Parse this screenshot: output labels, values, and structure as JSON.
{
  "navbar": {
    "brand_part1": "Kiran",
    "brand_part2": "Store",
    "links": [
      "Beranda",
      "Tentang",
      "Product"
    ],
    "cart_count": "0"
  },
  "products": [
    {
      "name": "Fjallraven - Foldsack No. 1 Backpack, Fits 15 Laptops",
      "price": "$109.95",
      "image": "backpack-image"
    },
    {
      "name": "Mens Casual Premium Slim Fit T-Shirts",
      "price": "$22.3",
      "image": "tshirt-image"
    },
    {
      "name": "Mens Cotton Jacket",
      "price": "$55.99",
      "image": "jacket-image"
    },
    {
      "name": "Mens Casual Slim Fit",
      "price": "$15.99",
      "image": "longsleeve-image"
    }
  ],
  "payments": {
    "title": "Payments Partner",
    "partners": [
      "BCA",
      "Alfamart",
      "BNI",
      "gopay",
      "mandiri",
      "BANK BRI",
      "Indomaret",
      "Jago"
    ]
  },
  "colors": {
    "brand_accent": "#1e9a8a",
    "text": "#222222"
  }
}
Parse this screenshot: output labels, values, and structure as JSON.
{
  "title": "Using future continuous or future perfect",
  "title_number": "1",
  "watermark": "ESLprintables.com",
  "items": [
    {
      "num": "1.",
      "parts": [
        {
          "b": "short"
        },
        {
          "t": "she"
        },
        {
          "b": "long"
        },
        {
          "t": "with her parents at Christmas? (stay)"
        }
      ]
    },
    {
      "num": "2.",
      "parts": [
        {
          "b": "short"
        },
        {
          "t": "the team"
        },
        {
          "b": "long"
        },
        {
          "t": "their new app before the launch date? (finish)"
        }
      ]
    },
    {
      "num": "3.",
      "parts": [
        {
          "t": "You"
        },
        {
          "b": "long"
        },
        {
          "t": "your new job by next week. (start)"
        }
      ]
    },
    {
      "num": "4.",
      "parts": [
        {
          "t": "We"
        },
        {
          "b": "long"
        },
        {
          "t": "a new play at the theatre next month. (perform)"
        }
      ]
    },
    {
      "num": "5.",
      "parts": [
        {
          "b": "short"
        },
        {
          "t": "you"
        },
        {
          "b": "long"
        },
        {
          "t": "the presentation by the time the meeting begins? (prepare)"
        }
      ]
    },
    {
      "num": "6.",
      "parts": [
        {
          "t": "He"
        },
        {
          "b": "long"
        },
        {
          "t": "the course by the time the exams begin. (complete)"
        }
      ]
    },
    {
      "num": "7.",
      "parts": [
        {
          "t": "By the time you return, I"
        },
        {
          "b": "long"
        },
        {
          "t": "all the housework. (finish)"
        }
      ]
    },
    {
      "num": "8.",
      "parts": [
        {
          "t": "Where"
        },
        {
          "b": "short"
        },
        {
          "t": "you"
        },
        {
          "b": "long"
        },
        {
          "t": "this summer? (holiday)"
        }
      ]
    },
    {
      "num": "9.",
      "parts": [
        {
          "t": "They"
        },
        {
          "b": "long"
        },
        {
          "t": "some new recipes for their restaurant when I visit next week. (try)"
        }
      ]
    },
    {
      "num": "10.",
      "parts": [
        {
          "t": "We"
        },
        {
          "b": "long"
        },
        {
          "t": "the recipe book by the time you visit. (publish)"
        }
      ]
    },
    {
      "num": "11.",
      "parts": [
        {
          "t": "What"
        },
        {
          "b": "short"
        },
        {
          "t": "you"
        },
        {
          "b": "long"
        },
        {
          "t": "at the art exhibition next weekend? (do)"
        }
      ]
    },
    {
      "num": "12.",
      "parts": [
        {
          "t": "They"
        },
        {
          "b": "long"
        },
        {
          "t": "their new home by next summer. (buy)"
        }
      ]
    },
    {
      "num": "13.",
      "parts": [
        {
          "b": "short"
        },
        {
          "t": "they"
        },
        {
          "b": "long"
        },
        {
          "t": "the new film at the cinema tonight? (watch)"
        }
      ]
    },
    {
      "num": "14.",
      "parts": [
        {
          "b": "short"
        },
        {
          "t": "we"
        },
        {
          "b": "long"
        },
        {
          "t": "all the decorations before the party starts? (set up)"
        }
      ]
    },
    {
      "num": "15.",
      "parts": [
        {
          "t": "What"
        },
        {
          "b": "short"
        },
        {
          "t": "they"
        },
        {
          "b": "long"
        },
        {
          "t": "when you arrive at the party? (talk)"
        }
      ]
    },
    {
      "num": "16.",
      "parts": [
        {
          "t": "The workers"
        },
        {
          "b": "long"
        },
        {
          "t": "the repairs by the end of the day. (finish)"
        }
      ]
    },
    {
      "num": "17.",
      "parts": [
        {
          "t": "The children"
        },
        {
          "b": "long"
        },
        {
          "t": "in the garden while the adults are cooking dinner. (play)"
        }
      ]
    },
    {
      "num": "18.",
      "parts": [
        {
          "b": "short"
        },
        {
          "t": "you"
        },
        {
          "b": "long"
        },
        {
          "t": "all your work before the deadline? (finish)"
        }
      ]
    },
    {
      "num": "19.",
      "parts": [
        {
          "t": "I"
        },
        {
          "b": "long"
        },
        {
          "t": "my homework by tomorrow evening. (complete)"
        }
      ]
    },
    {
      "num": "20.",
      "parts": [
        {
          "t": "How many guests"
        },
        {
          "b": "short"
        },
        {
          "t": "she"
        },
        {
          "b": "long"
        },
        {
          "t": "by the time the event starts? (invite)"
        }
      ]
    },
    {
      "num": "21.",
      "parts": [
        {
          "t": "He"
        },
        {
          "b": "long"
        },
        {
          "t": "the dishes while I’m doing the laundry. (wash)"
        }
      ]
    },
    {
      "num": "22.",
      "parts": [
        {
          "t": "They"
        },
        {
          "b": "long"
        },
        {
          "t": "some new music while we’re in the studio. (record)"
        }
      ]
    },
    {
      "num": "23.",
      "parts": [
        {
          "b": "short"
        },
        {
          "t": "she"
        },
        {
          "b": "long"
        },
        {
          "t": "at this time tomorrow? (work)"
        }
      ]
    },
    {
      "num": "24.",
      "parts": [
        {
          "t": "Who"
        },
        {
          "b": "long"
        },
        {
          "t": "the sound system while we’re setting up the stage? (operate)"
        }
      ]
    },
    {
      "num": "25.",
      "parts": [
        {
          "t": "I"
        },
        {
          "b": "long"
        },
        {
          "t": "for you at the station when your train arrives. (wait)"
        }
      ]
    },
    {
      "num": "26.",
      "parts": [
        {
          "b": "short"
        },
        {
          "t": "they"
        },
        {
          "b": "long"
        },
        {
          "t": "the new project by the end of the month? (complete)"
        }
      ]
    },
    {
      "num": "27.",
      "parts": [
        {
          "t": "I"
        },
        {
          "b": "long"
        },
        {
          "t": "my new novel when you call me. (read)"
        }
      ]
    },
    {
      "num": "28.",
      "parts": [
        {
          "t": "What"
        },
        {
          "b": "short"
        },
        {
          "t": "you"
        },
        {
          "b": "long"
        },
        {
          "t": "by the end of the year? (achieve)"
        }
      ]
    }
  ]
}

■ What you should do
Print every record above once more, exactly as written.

■ Answer for this exercise
Parse this screenshot: output labels, values, and structure as JSON.
{
  "navbar": {
    "brand_part1": "Kiran",
    "brand_part2": "Store",
    "links": [
      "Beranda",
      "Tentang",
      "Product"
    ],
    "cart_count": "0"
  },
  "products": [
    {
      "name": "Fjallraven - Foldsack No. 1 Backpack, Fits 15 Laptops",
      "price": "$109.95",
      "image": "backpack-image"
    },
    {
      "name": "Mens Casual Premium Slim Fit T-Shirts",
      "price": "$22.3",
      "image": "tshirt-image"
    },
    {
      "name": "Mens Cotton Jacket",
      "price": "$55.99",
      "image": "jacket-image"
    },
    {
      "name": "Mens Casual Slim Fit",
      "price": "$15.99",
      "image": "longsleeve-image"
    }
  ],
  "payments": {
    "title": "Payments Partner",
    "partners": [
      "BCA",
      "Alfamart",
      "BNI",
      "gopay",
      "mandiri",
      "BANK BRI",
      "Indomaret",
      "Jago"
    ]
  },
  "colors": {
    "brand_accent": "#1e9a8a",
    "text": "#222222"
  }
}
Parse this screenshot: output labels, values, and structure as JSON.
{
  "title": "Using future continuous or future perfect",
  "title_number": "1",
  "watermark": "ESLprintables.com",
  "items": [
    {
      "num": "1.",
      "parts": [
        {
          "b": "short"
        },
        {
          "t": "she"
        },
        {
          "b": "long"
        },
        {
          "t": "with her parents at Christmas? (stay)"
        }
      ]
    },
    {
      "num": "2.",
      "parts": [
        {
          "b": "short"
        },
        {
          "t": "the team"
        },
        {
          "b": "long"
        },
        {
          "t": "their new app before the launch date? (finish)"
        }
      ]
    },
    {
      "num": "3.",
      "parts": [
        {
          "t": "You"
        },
        {
          "b": "long"
        },
        {
          "t": "your new job by next week. (start)"
        }
      ]
    },
    {
      "num": "4.",
      "parts": [
        {
          "t": "We"
        },
        {
          "b": "long"
        },
        {
          "t": "a new play at the theatre next month. (perform)"
        }
      ]
    },
    {
      "num": "5.",
      "parts": [
        {
          "b": "short"
        },
        {
          "t": "you"
        },
        {
          "b": "long"
        },
        {
          "t": "the presentation by the time the meeting begins? (prepare)"
        }
      ]
    },
    {
      "num": "6.",
      "parts": [
        {
          "t": "He"
        },
        {
          "b": "long"
        },
        {
          "t": "the course by the time the exams begin. (complete)"
        }
      ]
    },
    {
      "num": "7.",
      "parts": [
        {
          "t": "By the time you return, I"
        },
        {
          "b": "long"
        },
        {
          "t": "all the housework. (finish)"
        }
      ]
    },
    {
      "num": "8.",
      "parts": [
        {
          "t": "Where"
        },
        {
          "b": "short"
        },
        {
          "t": "you"
        },
        {
          "b": "long"
        },
        {
          "t": "this summer? (holiday)"
        }
      ]
    },
    {
      "num": "9.",
      "parts": [
        {
          "t": "They"
        },
        {
          "b": "long"
        },
        {
          "t": "some new recipes for their restaurant when I visit next week. (try)"
        }
      ]
    },
    {
      "num": "10.",
      "parts": [
        {
          "t": "We"
        },
        {
          "b": "long"
        },
        {
          "t": "the recipe book by the time you visit. (publish)"
        }
      ]
    },
    {
      "num": "11.",
      "parts": [
        {
          "t": "What"
        },
        {
          "b": "short"
        },
        {
          "t": "you"
        },
        {
          "b": "long"
        },
        {
          "t": "at the art exhibition next weekend? (do)"
        }
      ]
    },
    {
      "num": "12.",
      "parts": [
        {
          "t": "They"
        },
        {
          "b": "long"
        },
        {
          "t": "their new home by next summer. (buy)"
        }
      ]
    },
    {
      "num": "13.",
      "parts": [
        {
          "b": "short"
        },
        {
          "t": "they"
        },
        {
          "b": "long"
        },
        {
          "t": "the new film at the cinema tonight? (watch)"
        }
      ]
    },
    {
      "num": "14.",
      "parts": [
        {
          "b": "short"
        },
        {
          "t": "we"
        },
        {
          "b": "long"
        },
        {
          "t": "all the decorations before the party starts? (set up)"
        }
      ]
    },
    {
      "num": "15.",
      "parts": [
        {
          "t": "What"
        },
        {
          "b": "short"
        },
        {
          "t": "they"
        },
        {
          "b": "long"
        },
        {
          "t": "when you arrive at the party? (talk)"
        }
      ]
    },
    {
      "num": "16.",
      "parts": [
        {
          "t": "The workers"
        },
        {
          "b": "long"
        },
        {
          "t": "the repairs by the end of the day. (finish)"
        }
      ]
    },
    {
      "num": "17.",
      "parts": [
        {
          "t": "The children"
        },
        {
          "b": "long"
        },
        {
          "t": "in the garden while the adults are cooking dinner. (play)"
        }
      ]
    },
    {
      "num": "18.",
      "parts": [
        {
          "b": "short"
        },
        {
          "t": "you"
        },
        {
          "b": "long"
        },
        {
          "t": "all your work before the deadline? (finish)"
        }
      ]
    },
    {
      "num": "19.",
      "parts": [
        {
          "t": "I"
        },
        {
          "b": "long"
        },
        {
          "t": "my homework by tomorrow evening. (complete)"
        }
      ]
    },
    {
      "num": "20.",
      "parts": [
        {
          "t": "How many guests"
        },
        {
          "b": "short"
        },
        {
          "t": "she"
        },
        {
          "b": "long"
        },
        {
          "t": "by the time the event starts? (invite)"
        }
      ]
    },
    {
      "num": "21.",
      "parts": [
        {
          "t": "He"
        },
        {
          "b": "long"
        },
        {
          "t": "the dishes while I’m doing the laundry. (wash)"
        }
      ]
    },
    {
      "num": "22.",
      "parts": [
        {
          "t": "They"
        },
        {
          "b": "long"
        },
        {
          "t": "some new music while we’re in the studio. (record)"
        }
      ]
    },
    {
      "num": "23.",
      "parts": [
        {
          "b": "short"
        },
        {
          "t": "she"
        },
        {
          "b": "long"
        },
        {
          "t": "at this time tomorrow? (work)"
        }
      ]
    },
    {
      "num": "24.",
      "parts": [
        {
          "t": "Who"
        },
        {
          "b": "long"
        },
        {
          "t": "the sound system while we’re setting up the stage? (operate)"
        }
      ]
    },
    {
      "num": "25.",
      "parts": [
        {
          "t": "I"
        },
        {
          "b": "long"
        },
        {
          "t": "for you at the station when your train arrives. (wait)"
        }
      ]
    },
    {
      "num": "26.",
      "parts": [
        {
          "b": "short"
        },
        {
          "t": "they"
        },
        {
          "b": "long"
        },
        {
          "t": "the new project by the end of the month? (complete)"
        }
      ]
    },
    {
      "num": "27.",
      "parts": [
        {
          "t": "I"
        },
        {
          "b": "long"
        },
        {
          "t": "my new novel when you call me. (read)"
        }
      ]
    },
    {
      "num": "28.",
      "parts": [
        {
          "t": "What"
        },
        {
          "b": "short"
        },
        {
          "t": "you"
        },
        {
          "b": "long"
        },
        {
          "t": "by the end of the year? (achieve)"
        }
      ]
    }
  ]
}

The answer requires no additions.